Background: The majority of colorectal carcinomas, if not all, arise from a benign adenoma. The DNA of the carcinomatous cells frequently has mutations in several genes. However, it is not exactly clear when during the neoplastic process each mutation develops. An adenoma with an area of in situ carcinoma provides an opportunity to evaluate genetic changes within a single neoplasia whose separate areas are comprised of both the benign adenoma as well as the malignant carcinoma.

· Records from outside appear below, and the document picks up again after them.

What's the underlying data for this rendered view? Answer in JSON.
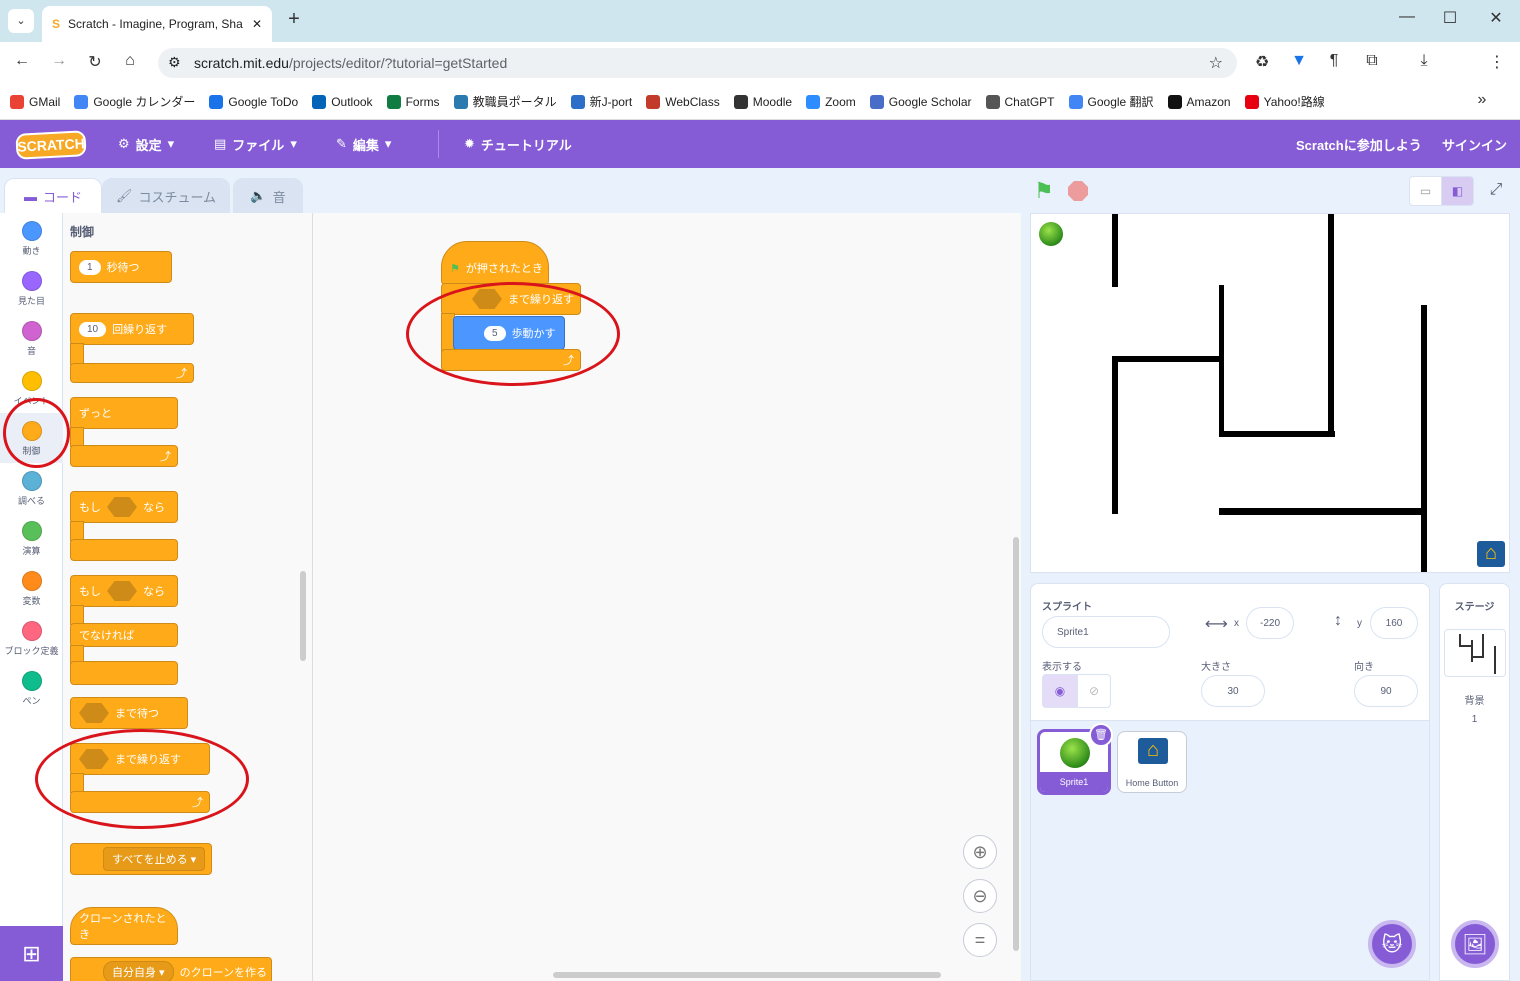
{
  "browser": {
    "tab_title": "Scratch - Imagine, Program, Sha",
    "url_host": "scratch.mit.edu",
    "url_path": "/projects/editor/?tutorial=getStarted",
    "bookmarks": [
      "GMail",
      "Google カレンダー",
      "Google ToDo",
      "Outlook",
      "Forms",
      "教職員ポータル",
      "新J-port",
      "WebClass",
      "Moodle",
      "Zoom",
      "Google Scholar",
      "ChatGPT",
      "Google 翻訳",
      "Amazon",
      "Yahoo!路線"
    ],
    "bookmark_colors": [
      "#ea4335",
      "#4285f4",
      "#1a73e8",
      "#0364b8",
      "#107c41",
      "#2a7ab0",
      "#2c6ec8",
      "#c23a2a",
      "#333333",
      "#2d8cff",
      "#4a6cc9",
      "#555555",
      "#4285f4",
      "#111111",
      "#e60012"
    ]
  },
  "menu": {
    "logo": "SCRATCH",
    "settings": "設定",
    "file": "ファイル",
    "edit": "編集",
    "tutorial": "チュートリアル",
    "join": "Scratchに参加しよう",
    "signin": "サインイン"
  },
  "editor_tabs": {
    "code": "コード",
    "costumes": "コスチューム",
    "sounds": "音"
  },
  "categories": [
    {
      "label": "動き",
      "color": "#4c97ff"
    },
    {
      "label": "見た目",
      "color": "#9966ff"
    },
    {
      "label": "音",
      "color": "#cf63cf"
    },
    {
      "label": "イベント",
      "color": "#ffbf00"
    },
    {
      "label": "制御",
      "color": "#ffab19"
    },
    {
      "label": "調べる",
      "color": "#5cb1d6"
    },
    {
      "label": "演算",
      "color": "#59c059"
    },
    {
      "label": "変数",
      "color": "#ff8c1a"
    },
    {
      "label": "ブロック定義",
      "color": "#ff6680"
    },
    {
      "label": "ペン",
      "color": "#0fbd8c"
    }
  ],
  "palette": {
    "heading": "制御",
    "wait": {
      "value": "1",
      "label": "秒待つ"
    },
    "repeat": {
      "value": "10",
      "label": "回繰り返す"
    },
    "forever": "ずっと",
    "if_then": {
      "if": "もし",
      "then": "なら"
    },
    "if_else": {
      "if": "もし",
      "then": "なら",
      "else": "でなければ"
    },
    "wait_until": "まで待つ",
    "repeat_until": "まで繰り返す",
    "stop": "すべてを止める",
    "clone_start": "クローンされたとき",
    "create_clone": {
      "target": "自分自身",
      "label": "のクローンを作る"
    }
  },
  "script": {
    "hat": "が押されたとき",
    "repeat_until": "まで繰り返す",
    "move_value": "5",
    "move_label": "歩動かす"
  },
  "sprite_info": {
    "heading": "スプライト",
    "name": "Sprite1",
    "x_label": "x",
    "x": "-220",
    "y_label": "y",
    "y": "160",
    "show_label": "表示する",
    "size_label": "大きさ",
    "size": "30",
    "direction_label": "向き",
    "direction": "90"
  },
  "sprites": [
    {
      "name": "Sprite1",
      "selected": true
    },
    {
      "name": "Home Button",
      "selected": false
    }
  ],
  "stage_panel": {
    "heading": "ステージ",
    "backdrop_label": "背景",
    "backdrop_count": "1"
  }
}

Methods: Thirty-seven neoplasms with areas of both benign adenoma and in situ carcinoma were studied. Both portions were evaluated for loss of heterozygosity (LOH) of the adenomatous polyposis coli (APC) gene and for mutations in codons 12/13 of the K-ras oncogene using the polymerase chain reaction technique.

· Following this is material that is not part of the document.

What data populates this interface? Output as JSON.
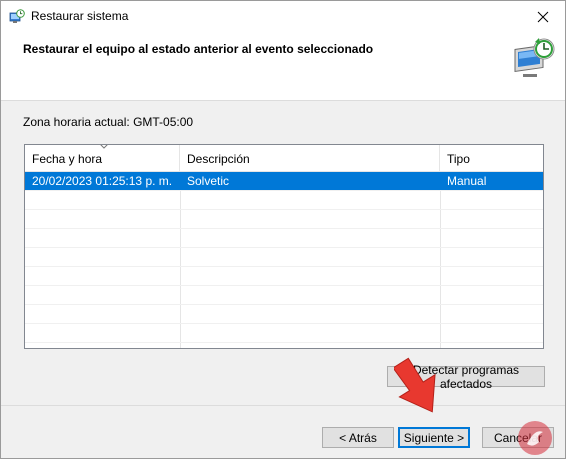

Results: Twenty-eight neoplasms showed no LOH in either portion whereas both portions of 4 neoplasms revealed a loss of heterozygosity. In three lesions the APC gene was normal in the adenomatous portion but LOH was present in the carcinomatous portion. Two neoplasms were uninformative for LOH of the APC gene. Thirteen neoplasms showed the wild-type pattern for the K-ras oncogene whereas 15 contained the identical mutation in both portions. Of the remaining nine neoplasms, six had a K-ras mutation in the adenomatous portion only and three had one pattern in the adenomatous portion and a different pattern in the in situ carcinoma portion.

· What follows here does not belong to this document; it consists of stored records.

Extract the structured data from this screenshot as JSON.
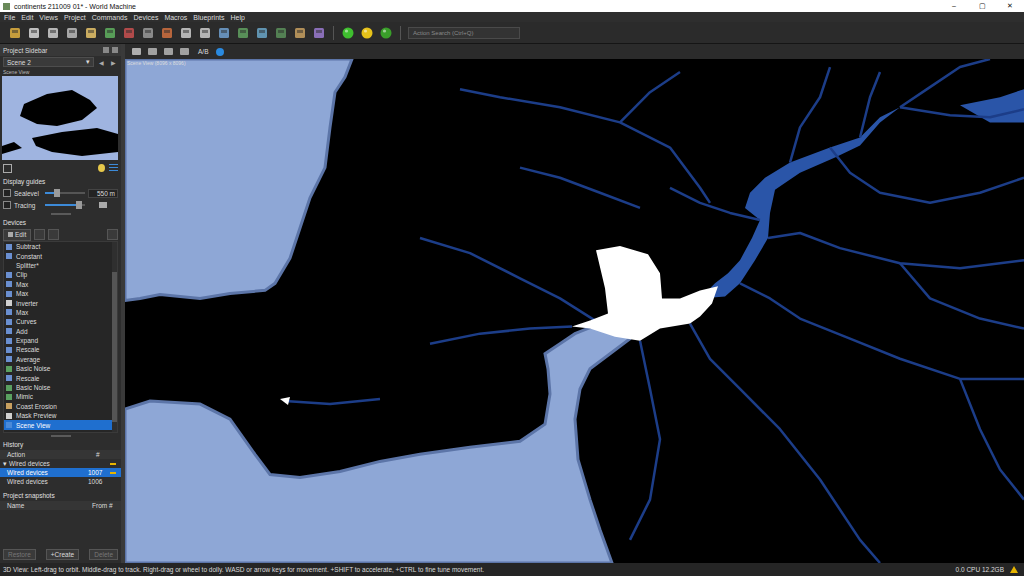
{
  "window": {
    "title": "continents 211009 01* - World Machine",
    "controls": [
      "–",
      "▢",
      "✕"
    ]
  },
  "menu": [
    "File",
    "Edit",
    "Views",
    "Project",
    "Commands",
    "Devices",
    "Macros",
    "Blueprints",
    "Help"
  ],
  "search": {
    "placeholder": "Action Search (Ctrl+Q)"
  },
  "sidebar": {
    "title": "Project Sidebar",
    "scene": "Scene 2",
    "scene_arrow": "▾",
    "prev": "◀",
    "next": "▶",
    "preview_label": "Scene View",
    "display_guides": "Display guides",
    "guides": [
      {
        "label": "Sealevel",
        "checked": false,
        "level": 0.3,
        "reading": "550 m"
      },
      {
        "label": "Tracing",
        "checked": false,
        "level": 0.85,
        "reading": ""
      }
    ],
    "devices_title": "Devices",
    "edit_label": "Edit",
    "devices": [
      {
        "name": "Subtract",
        "selected": false
      },
      {
        "name": "Constant",
        "selected": false
      },
      {
        "name": "Splitter*",
        "selected": false
      },
      {
        "name": "Clip",
        "selected": false
      },
      {
        "name": "Max",
        "selected": false
      },
      {
        "name": "Max",
        "selected": false
      },
      {
        "name": "Inverter",
        "selected": false
      },
      {
        "name": "Max",
        "selected": false
      },
      {
        "name": "Curves",
        "selected": false
      },
      {
        "name": "Add",
        "selected": false
      },
      {
        "name": "Expand",
        "selected": false
      },
      {
        "name": "Rescale",
        "selected": false
      },
      {
        "name": "Average",
        "selected": false
      },
      {
        "name": "Basic Noise",
        "selected": false
      },
      {
        "name": "Rescale",
        "selected": false
      },
      {
        "name": "Basic Noise",
        "selected": false
      },
      {
        "name": "Mimic",
        "selected": false
      },
      {
        "name": "Coast Erosion",
        "selected": false
      },
      {
        "name": "Mask Preview",
        "selected": false
      },
      {
        "name": "Scene View",
        "selected": true
      }
    ]
  },
  "history": {
    "title": "History",
    "columns": [
      "Action",
      "#"
    ],
    "rows": [
      {
        "kind": "group",
        "arrow": "▾",
        "expanded": true,
        "action": "Wired devices",
        "number": "",
        "marked": true,
        "selected": false
      },
      {
        "kind": "entry",
        "arrow": "",
        "expanded": false,
        "action": "Wired devices",
        "number": "1007",
        "marked": true,
        "selected": true
      },
      {
        "kind": "entry",
        "arrow": "",
        "expanded": false,
        "action": "Wired devices",
        "number": "1006",
        "marked": false,
        "selected": false
      }
    ]
  },
  "snapshots": {
    "title": "Project snapshots",
    "columns": [
      "Name",
      "From #"
    ],
    "buttons": [
      {
        "label": "Restore",
        "disabled": true
      },
      {
        "label": "+Create",
        "disabled": false
      },
      {
        "label": "Delete",
        "disabled": true
      }
    ]
  },
  "view": {
    "ab_label": "A/B",
    "label": "Scene View (8096 x 8096)"
  },
  "status_bar": {
    "hint": "3D View: Left-drag to orbit. Middle-drag to track. Right-drag or wheel to dolly. WASD or arrow keys for movement. +SHIFT to accelerate, +CTRL to fine tune movement.",
    "stats": "0.0 CPU 12.2GB"
  }
}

Conclusions: LOH of the APC gene is an early and persistent feature in the evolution of a benign colorectal adenoma into an in situ carcinoma. There is less consistency regarding K-ras mutations; one in five in situ carcinomas contains a K-ras mutation different from that observed in the adenomatous portion.